### TASK BRIEF
Work through the entries below and show every line in which "icon" is found.

### Dataset rows describing interfaces
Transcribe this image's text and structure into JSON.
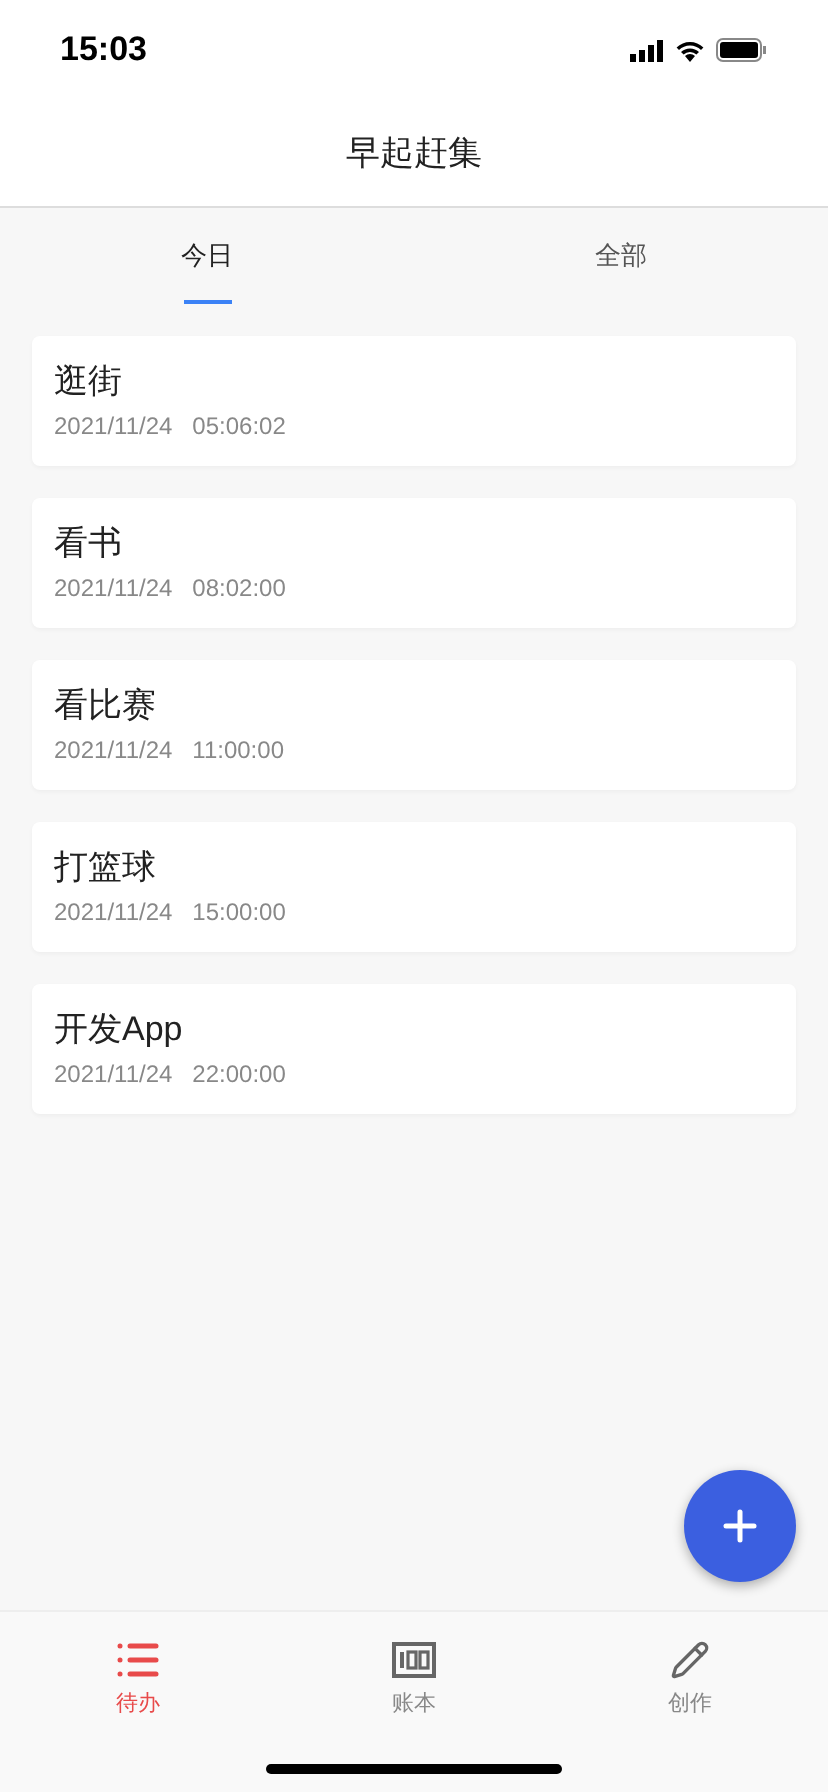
{
  "status_bar": {
    "time": "15:03"
  },
  "header": {
    "title": "早起赶集"
  },
  "tabs": [
    {
      "label": "今日",
      "selected": true
    },
    {
      "label": "全部",
      "selected": false
    }
  ],
  "tasks": [
    {
      "title": "逛街",
      "date": "2021/11/24",
      "time": "05:06:02"
    },
    {
      "title": "看书",
      "date": "2021/11/24",
      "time": "08:02:00"
    },
    {
      "title": "看比赛",
      "date": "2021/11/24",
      "time": "11:00:00"
    },
    {
      "title": "打篮球",
      "date": "2021/11/24",
      "time": "15:00:00"
    },
    {
      "title": "开发App",
      "date": "2021/11/24",
      "time": "22:00:00"
    }
  ],
  "bottom_nav": [
    {
      "label": "待办",
      "kind": "list",
      "selected": true
    },
    {
      "label": "账本",
      "kind": "ledger",
      "selected": false
    },
    {
      "label": "创作",
      "kind": "pencil",
      "selected": false
    }
  ]
}
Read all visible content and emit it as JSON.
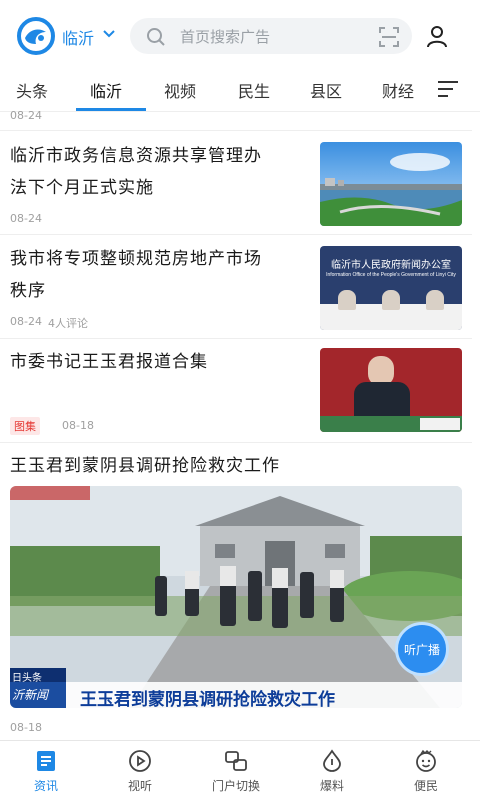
{
  "header": {
    "city": "临沂",
    "search_placeholder": "首页搜索广告"
  },
  "tabs": [
    "头条",
    "临沂",
    "视频",
    "民生",
    "县区",
    "财经"
  ],
  "active_tab": "临沂",
  "feed": {
    "top_date": "08-24",
    "items": [
      {
        "title_line1": "临沂市政务信息资源共享管理办",
        "title_line2": "法下个月正式实施",
        "date": "08-24"
      },
      {
        "title_line1": "我市将专项整顿规范房地产市场",
        "title_line2": "秩序",
        "date": "08-24",
        "comments": "4人评论",
        "thumb_text_cn": "临沂市人民政府新闻办公室",
        "thumb_text_en": "Information Office of the People's Government of Linyi City"
      },
      {
        "title_line1": "市委书记王玉君报道合集",
        "tag": "图集",
        "date": "08-18"
      },
      {
        "title_line1": "王玉君到蒙阴县调研抢险救灾工作",
        "date": "08-18",
        "video_caption": "王玉君到蒙阴县调研抢险救灾工作",
        "video_badge_top": "日头条",
        "video_badge_bottom": "沂新闻"
      }
    ]
  },
  "floating_button": "听广播",
  "bottom_nav": [
    {
      "label": "资讯",
      "icon": "news-icon"
    },
    {
      "label": "视听",
      "icon": "play-icon"
    },
    {
      "label": "门户切换",
      "icon": "switch-icon"
    },
    {
      "label": "爆料",
      "icon": "tip-off-icon"
    },
    {
      "label": "便民",
      "icon": "service-icon"
    }
  ],
  "colors": {
    "accent": "#1e88e5",
    "text": "#1a1a1a",
    "muted": "#a0a0a0",
    "tag": "#e53935"
  }
}
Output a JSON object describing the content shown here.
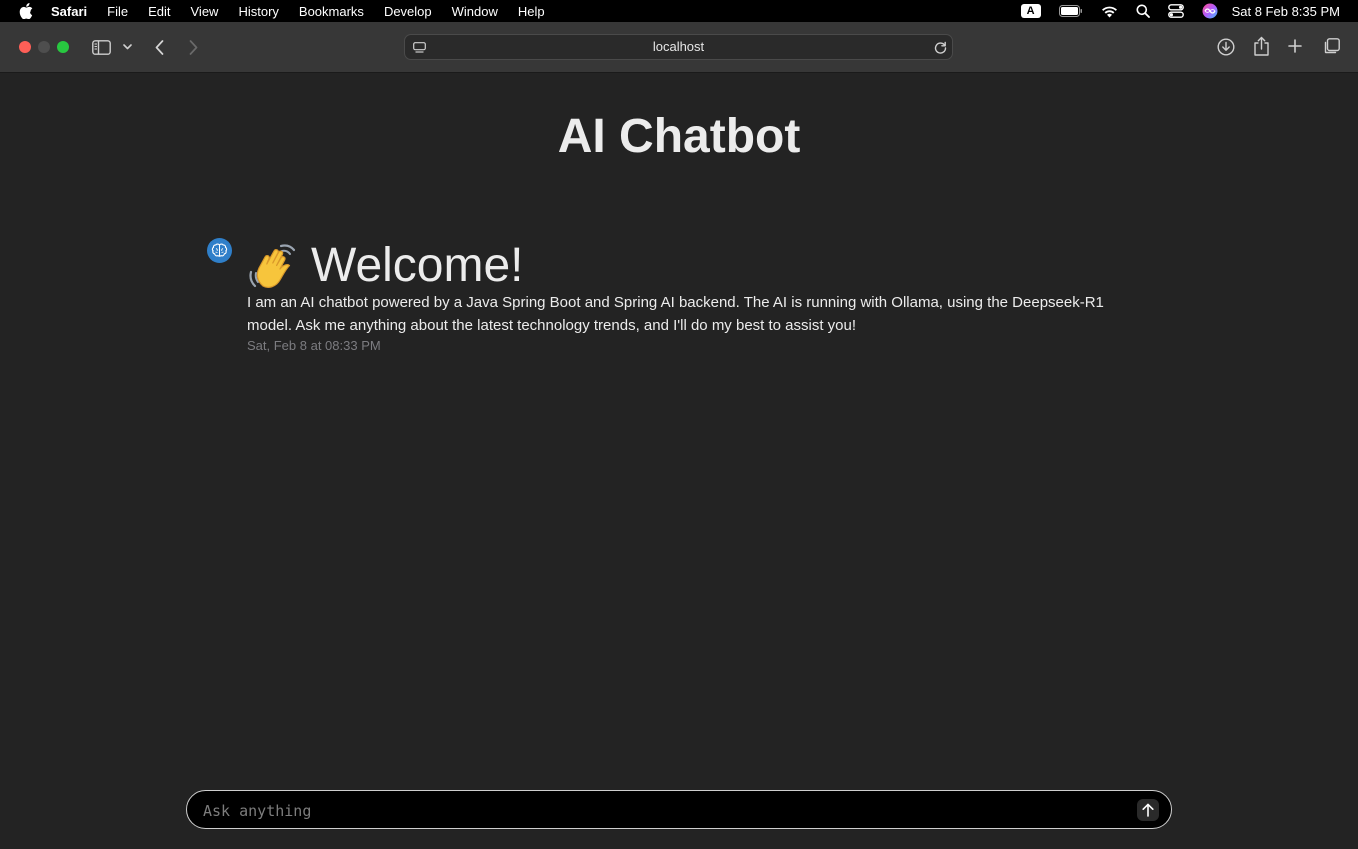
{
  "menubar": {
    "app_name": "Safari",
    "items": [
      "File",
      "Edit",
      "View",
      "History",
      "Bookmarks",
      "Develop",
      "Window",
      "Help"
    ],
    "input_source": "A",
    "clock": "Sat 8 Feb  8:35 PM"
  },
  "toolbar": {
    "url": "localhost",
    "traffic_colors": {
      "close": "#fe5f57",
      "minimize": "#4e4e4e",
      "zoom": "#28c840"
    }
  },
  "page": {
    "title": "AI Chatbot"
  },
  "message": {
    "heading_emoji": "👋",
    "heading": "Welcome!",
    "body": "I am an AI chatbot powered by a Java Spring Boot and Spring AI backend. The AI is running with Ollama, using the Deepseek-R1 model. Ask me anything about the latest technology trends, and I'll do my best to assist you!",
    "timestamp": "Sat, Feb 8 at 08:33 PM",
    "avatar_icon": "brain-icon",
    "avatar_color": "#2f7fc9"
  },
  "chat_input": {
    "placeholder": "Ask anything",
    "value": ""
  }
}
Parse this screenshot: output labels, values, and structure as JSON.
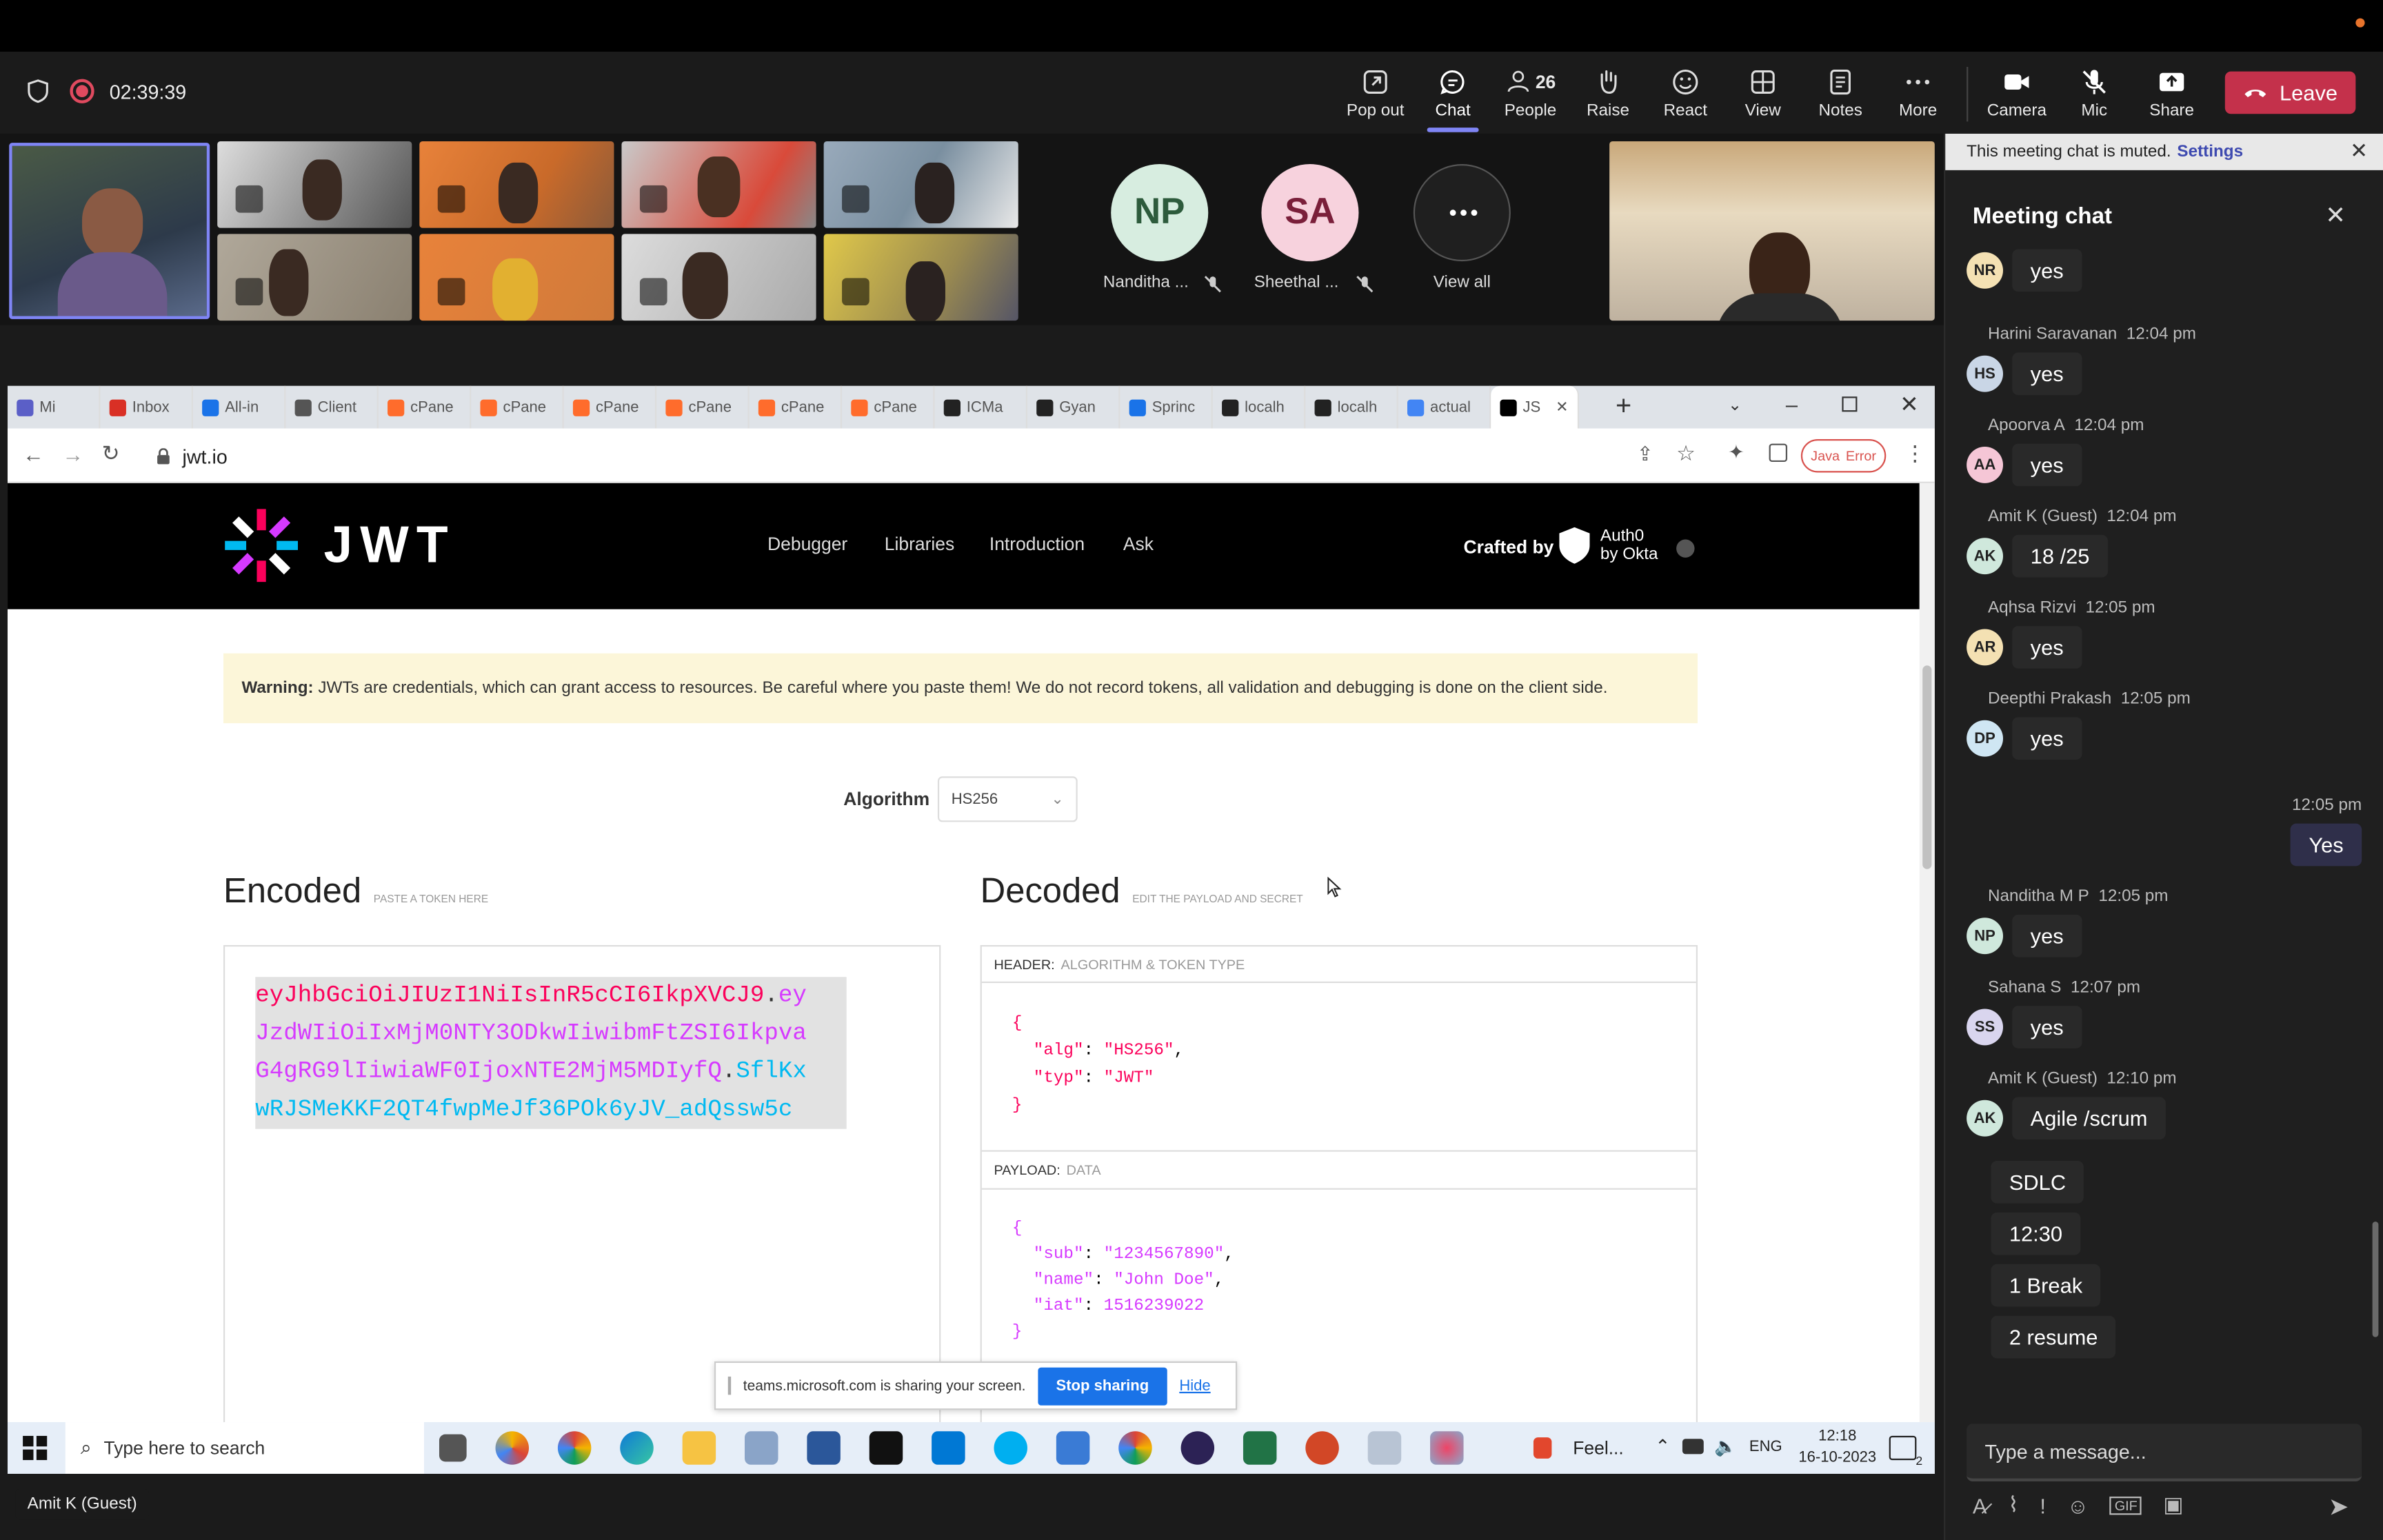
{
  "meeting": {
    "timer": "02:39:39",
    "toolbar": {
      "popout": "Pop out",
      "chat": "Chat",
      "people": "People",
      "people_count": "26",
      "raise": "Raise",
      "react": "React",
      "view": "View",
      "notes": "Notes",
      "more": "More",
      "camera": "Camera",
      "mic": "Mic",
      "share": "Share",
      "leave": "Leave"
    },
    "participants": [
      {
        "initials": "NP",
        "name": "Nanditha ...",
        "color": "#d7ede0",
        "text": "#2d5b3c"
      },
      {
        "initials": "SA",
        "name": "Sheethal ...",
        "color": "#f7d2dd",
        "text": "#7a1f3a"
      }
    ],
    "view_all": "View all",
    "presenter_label": "Amit K (Guest)"
  },
  "chat": {
    "muted_notice": "This meeting chat is muted.",
    "settings_link": "Settings",
    "title": "Meeting chat",
    "messages": [
      {
        "name": "",
        "time": "",
        "initials": "NR",
        "color": "#f4e1b3",
        "text": "yes"
      },
      {
        "name": "Harini Saravanan",
        "time": "12:04 pm",
        "initials": "HS",
        "color": "#c9d6e6",
        "text": "yes"
      },
      {
        "name": "Apoorva A",
        "time": "12:04 pm",
        "initials": "AA",
        "color": "#f5c6d6",
        "text": "yes"
      },
      {
        "name": "Amit K (Guest)",
        "time": "12:04 pm",
        "initials": "AK",
        "color": "#cfe8dc",
        "text": "18 /25"
      },
      {
        "name": "Aqhsa Rizvi",
        "time": "12:05 pm",
        "initials": "AR",
        "color": "#f4e1b3",
        "text": "yes"
      },
      {
        "name": "Deepthi Prakash",
        "time": "12:05 pm",
        "initials": "DP",
        "color": "#cfe6f3",
        "text": "yes"
      }
    ],
    "own_message": {
      "time": "12:05 pm",
      "text": "Yes"
    },
    "messages2": [
      {
        "name": "Nanditha M P",
        "time": "12:05 pm",
        "initials": "NP",
        "color": "#cfe8dc",
        "text": "yes"
      },
      {
        "name": "Sahana S",
        "time": "12:07 pm",
        "initials": "SS",
        "color": "#d9d5ee",
        "text": "yes"
      },
      {
        "name": "Amit K (Guest)",
        "time": "12:10 pm",
        "initials": "AK",
        "color": "#cfe8dc",
        "text": "Agile /scrum"
      }
    ],
    "followups": [
      "SDLC",
      "12:30",
      "1 Break",
      "2 resume"
    ],
    "input_placeholder": "Type a message..."
  },
  "browser": {
    "tabs": [
      {
        "label": "Mi",
        "color": "#5b5fc7"
      },
      {
        "label": "Inbox",
        "color": "#d93025"
      },
      {
        "label": "All-in",
        "color": "#1a73e8"
      },
      {
        "label": "Client",
        "color": "#555555"
      },
      {
        "label": "cPane",
        "color": "#ff6c2c"
      },
      {
        "label": "cPane",
        "color": "#ff6c2c"
      },
      {
        "label": "cPane",
        "color": "#ff6c2c"
      },
      {
        "label": "cPane",
        "color": "#ff6c2c"
      },
      {
        "label": "cPane",
        "color": "#ff6c2c"
      },
      {
        "label": "cPane",
        "color": "#ff6c2c"
      },
      {
        "label": "ICMa",
        "color": "#222222"
      },
      {
        "label": "Gyan",
        "color": "#222222"
      },
      {
        "label": "Sprinc",
        "color": "#1a73e8"
      },
      {
        "label": "localh",
        "color": "#222222"
      },
      {
        "label": "localh",
        "color": "#222222"
      },
      {
        "label": "actual",
        "color": "#4285f4"
      },
      {
        "label": "JS",
        "color": "#000000"
      }
    ],
    "url": "jwt.io",
    "java_error": "Error",
    "java_label": "Java"
  },
  "jwt": {
    "logo_text": "JWT",
    "nav": [
      "Debugger",
      "Libraries",
      "Introduction",
      "Ask"
    ],
    "crafted_by": "Crafted by",
    "auth0": "Auth0",
    "by_okta": "by Okta",
    "warning_bold": "Warning:",
    "warning_text": "JWTs are credentials, which can grant access to resources. Be careful where you paste them! We do not record tokens, all validation and debugging is done on the client side.",
    "algorithm_label": "Algorithm",
    "algorithm_value": "HS256",
    "encoded_title": "Encoded",
    "encoded_hint": "PASTE A TOKEN HERE",
    "decoded_title": "Decoded",
    "decoded_hint": "EDIT THE PAYLOAD AND SECRET",
    "token_lines": [
      {
        "a": "eyJhbGciOiJIUzI1NiIsInR5cCI6IkpXVCJ9",
        "b": ".",
        "c": "ey"
      },
      {
        "a": "",
        "b": "",
        "c": "JzdWIiOiIxMjM0NTY3ODkwIiwibmFtZSI6Ikpva"
      },
      {
        "a": "",
        "b": "",
        "c": "G4gRG9lIiwiaWF0IjoxNTE2MjM5MDIyfQ",
        "d": ".",
        "e": "SflKx"
      },
      {
        "a": "",
        "b": "",
        "e": "wRJSMeKKF2QT4fwpMeJf36POk6yJV_adQssw5c"
      }
    ],
    "header_label": "HEADER:",
    "header_sub": "ALGORITHM & TOKEN TYPE",
    "payload_label": "PAYLOAD:",
    "payload_sub": "DATA",
    "header_json": {
      "alg": "\"HS256\"",
      "typ": "\"JWT\""
    },
    "payload_json": {
      "sub": "\"1234567890\"",
      "name": "\"John Doe\"",
      "iat": "1516239022"
    }
  },
  "share_bar": {
    "text": "teams.microsoft.com is sharing your screen.",
    "stop": "Stop sharing",
    "hide": "Hide"
  },
  "taskbar": {
    "search_placeholder": "Type here to search",
    "weather": "Feel...",
    "lang": "ENG",
    "time": "12:18",
    "date": "16-10-2023",
    "notif_count": "2"
  }
}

### SOLUTION
      "icon": "news-icon"
      "icon": "play-icon"
      "icon": "switch-icon"
      "icon": "tip-off-icon"
      "icon": "service-icon"
    "avatar_icon": "brain-icon",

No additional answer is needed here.